Indexed on: 08 Nov '16Published on: 08 Nov '16Published in: arXiv - Computer Science - Networking and Internet Architecture

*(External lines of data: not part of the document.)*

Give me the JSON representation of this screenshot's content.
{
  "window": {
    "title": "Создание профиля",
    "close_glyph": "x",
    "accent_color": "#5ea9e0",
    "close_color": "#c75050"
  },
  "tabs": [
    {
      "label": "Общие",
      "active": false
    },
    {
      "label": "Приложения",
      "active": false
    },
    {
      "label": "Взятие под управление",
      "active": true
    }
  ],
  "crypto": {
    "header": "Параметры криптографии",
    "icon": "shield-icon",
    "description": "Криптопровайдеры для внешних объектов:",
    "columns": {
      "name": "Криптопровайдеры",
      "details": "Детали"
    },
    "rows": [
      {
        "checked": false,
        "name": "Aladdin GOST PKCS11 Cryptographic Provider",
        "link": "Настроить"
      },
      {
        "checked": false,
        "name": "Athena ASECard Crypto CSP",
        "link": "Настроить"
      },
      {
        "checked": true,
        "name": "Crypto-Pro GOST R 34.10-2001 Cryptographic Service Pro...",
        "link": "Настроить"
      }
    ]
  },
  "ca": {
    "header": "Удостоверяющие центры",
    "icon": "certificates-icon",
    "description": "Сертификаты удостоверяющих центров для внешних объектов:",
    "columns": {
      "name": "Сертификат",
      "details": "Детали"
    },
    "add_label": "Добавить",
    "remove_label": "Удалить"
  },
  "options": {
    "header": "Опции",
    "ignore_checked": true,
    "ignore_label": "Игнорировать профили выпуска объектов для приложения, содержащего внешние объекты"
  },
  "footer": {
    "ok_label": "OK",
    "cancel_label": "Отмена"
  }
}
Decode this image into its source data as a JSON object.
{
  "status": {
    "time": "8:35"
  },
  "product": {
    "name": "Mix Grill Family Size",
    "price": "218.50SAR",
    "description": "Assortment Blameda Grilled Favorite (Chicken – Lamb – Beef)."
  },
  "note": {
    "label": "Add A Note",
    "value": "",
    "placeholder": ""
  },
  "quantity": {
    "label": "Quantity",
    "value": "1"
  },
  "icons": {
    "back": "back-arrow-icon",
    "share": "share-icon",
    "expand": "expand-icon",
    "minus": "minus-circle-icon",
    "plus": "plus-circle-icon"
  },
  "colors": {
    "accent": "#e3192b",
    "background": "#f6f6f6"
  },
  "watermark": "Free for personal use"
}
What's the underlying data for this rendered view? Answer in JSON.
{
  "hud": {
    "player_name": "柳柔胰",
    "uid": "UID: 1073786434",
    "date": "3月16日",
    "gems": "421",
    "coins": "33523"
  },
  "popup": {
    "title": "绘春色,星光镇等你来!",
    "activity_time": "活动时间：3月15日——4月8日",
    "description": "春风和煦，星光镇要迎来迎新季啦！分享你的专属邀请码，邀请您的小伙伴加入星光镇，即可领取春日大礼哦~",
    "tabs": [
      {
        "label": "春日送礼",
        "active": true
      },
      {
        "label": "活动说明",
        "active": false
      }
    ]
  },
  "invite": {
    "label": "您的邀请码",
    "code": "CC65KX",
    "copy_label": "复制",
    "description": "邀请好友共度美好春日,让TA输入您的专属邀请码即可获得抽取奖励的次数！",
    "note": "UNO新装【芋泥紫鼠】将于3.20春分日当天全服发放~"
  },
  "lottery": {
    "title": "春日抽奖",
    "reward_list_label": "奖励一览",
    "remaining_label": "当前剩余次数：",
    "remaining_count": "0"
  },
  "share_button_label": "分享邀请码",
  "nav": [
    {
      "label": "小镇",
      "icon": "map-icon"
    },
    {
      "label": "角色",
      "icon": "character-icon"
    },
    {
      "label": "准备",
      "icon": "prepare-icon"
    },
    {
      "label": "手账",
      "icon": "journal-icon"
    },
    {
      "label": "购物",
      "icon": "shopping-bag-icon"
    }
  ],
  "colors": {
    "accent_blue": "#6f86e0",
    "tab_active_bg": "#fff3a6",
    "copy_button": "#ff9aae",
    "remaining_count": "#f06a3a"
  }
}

Modern Internet applications, from HD video-conferencing to health monitoring and remote control of power-plants, pose stringent demands on network latency, bandwidth and availability. An approach to support such applications and provide inter-domain guarantees, enabling new avenues for innovation, is using centralized inter-domain routing brokers. These entities centralize routing control for mission-critical traffic across domains, working in parallel to BGP. In this work, we propose using IXPs as natural points for stitching inter-domain paths under the control of inter-domain routing brokers. To evaluate the potential of this approach, we first map the global substrate of inter-IXP pathlets that IXP members could offer, based on measurements for 229 IXPs worldwide. We show that using IXPs as stitching points has two useful properties. Up to 91 % of the total IPv4 address space can be served by such inter-domain routing brokers when working in concert with just a handful of large IXPs and their associated ISP members. Second, path diversity on the inter-IXP graph increases by up to 29 times, as compared to current BGP valley-free routing. To exploit the rich path diversity, we introduce algorithms that inter-domain routing brokers can use to embed paths, subject to bandwidth and latency constraints. We show that our algorithms scale to the sizes of the measured graphs and can serve diverse simulated path request mixes. Our work highlights a novel direction for SDN innovation across domains, based on logically centralized control and programmable IXP fabrics.